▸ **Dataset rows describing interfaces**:
:::

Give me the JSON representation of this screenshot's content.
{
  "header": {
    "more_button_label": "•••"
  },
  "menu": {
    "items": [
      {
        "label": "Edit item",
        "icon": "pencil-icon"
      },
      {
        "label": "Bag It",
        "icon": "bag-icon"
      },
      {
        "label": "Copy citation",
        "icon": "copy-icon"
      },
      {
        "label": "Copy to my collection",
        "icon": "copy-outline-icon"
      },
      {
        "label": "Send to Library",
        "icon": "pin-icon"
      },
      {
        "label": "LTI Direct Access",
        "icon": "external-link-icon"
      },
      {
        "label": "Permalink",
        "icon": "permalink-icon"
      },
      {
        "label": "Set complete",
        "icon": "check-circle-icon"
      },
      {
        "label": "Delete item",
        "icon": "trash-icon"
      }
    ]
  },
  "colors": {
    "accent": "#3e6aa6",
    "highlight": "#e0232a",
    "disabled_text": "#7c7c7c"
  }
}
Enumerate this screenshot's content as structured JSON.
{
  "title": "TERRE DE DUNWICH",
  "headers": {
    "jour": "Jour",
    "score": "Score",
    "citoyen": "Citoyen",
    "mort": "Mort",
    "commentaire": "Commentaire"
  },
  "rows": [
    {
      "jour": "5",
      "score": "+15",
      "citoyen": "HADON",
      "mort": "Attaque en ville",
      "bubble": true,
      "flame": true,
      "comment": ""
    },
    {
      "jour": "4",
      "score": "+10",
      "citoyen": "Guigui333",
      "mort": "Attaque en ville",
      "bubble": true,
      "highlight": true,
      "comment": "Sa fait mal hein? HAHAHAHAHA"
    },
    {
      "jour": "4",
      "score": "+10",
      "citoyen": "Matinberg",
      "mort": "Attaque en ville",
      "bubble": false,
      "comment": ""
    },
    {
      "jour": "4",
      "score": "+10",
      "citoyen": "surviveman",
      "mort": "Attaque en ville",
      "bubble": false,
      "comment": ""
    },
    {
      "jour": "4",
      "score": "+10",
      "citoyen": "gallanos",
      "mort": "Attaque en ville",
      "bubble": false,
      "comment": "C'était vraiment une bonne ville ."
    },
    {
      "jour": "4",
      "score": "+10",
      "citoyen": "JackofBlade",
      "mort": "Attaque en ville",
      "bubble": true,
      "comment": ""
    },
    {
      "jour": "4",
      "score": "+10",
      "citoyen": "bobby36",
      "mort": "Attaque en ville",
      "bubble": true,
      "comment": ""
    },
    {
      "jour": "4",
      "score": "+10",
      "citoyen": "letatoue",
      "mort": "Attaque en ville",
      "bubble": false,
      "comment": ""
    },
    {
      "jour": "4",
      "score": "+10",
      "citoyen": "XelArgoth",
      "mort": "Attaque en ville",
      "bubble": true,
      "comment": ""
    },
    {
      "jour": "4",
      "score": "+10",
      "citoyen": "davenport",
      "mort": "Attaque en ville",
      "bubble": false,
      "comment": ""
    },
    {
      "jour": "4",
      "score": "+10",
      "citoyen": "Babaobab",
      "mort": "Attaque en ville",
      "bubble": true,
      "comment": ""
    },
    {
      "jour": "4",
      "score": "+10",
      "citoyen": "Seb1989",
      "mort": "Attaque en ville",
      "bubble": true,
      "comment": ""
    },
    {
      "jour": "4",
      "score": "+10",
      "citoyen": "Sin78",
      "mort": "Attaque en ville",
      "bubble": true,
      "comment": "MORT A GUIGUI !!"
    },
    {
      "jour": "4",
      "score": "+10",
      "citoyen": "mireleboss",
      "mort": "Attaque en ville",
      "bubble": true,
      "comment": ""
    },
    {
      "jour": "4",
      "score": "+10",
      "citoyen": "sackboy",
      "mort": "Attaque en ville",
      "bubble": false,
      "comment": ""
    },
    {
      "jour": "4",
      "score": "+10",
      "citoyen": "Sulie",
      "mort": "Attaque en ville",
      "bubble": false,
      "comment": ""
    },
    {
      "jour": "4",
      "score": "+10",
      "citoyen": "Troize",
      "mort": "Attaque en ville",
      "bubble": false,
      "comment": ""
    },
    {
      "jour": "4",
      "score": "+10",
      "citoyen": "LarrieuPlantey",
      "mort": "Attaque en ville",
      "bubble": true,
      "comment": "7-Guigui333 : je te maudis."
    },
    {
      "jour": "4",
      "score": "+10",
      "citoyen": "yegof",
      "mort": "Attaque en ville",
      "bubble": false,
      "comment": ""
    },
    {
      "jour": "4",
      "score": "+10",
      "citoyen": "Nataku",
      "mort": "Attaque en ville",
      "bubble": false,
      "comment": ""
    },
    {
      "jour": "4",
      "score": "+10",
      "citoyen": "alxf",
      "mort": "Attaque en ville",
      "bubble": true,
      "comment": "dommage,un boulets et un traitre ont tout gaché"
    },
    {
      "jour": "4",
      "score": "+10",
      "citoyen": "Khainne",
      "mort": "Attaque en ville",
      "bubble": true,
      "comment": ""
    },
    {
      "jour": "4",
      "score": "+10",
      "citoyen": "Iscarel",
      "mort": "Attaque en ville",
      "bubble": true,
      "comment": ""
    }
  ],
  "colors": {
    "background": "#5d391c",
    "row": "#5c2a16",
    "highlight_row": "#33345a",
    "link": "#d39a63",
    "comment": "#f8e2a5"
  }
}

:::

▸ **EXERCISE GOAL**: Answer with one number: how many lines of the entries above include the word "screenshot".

▸ **SOLUTION BELOW**: 2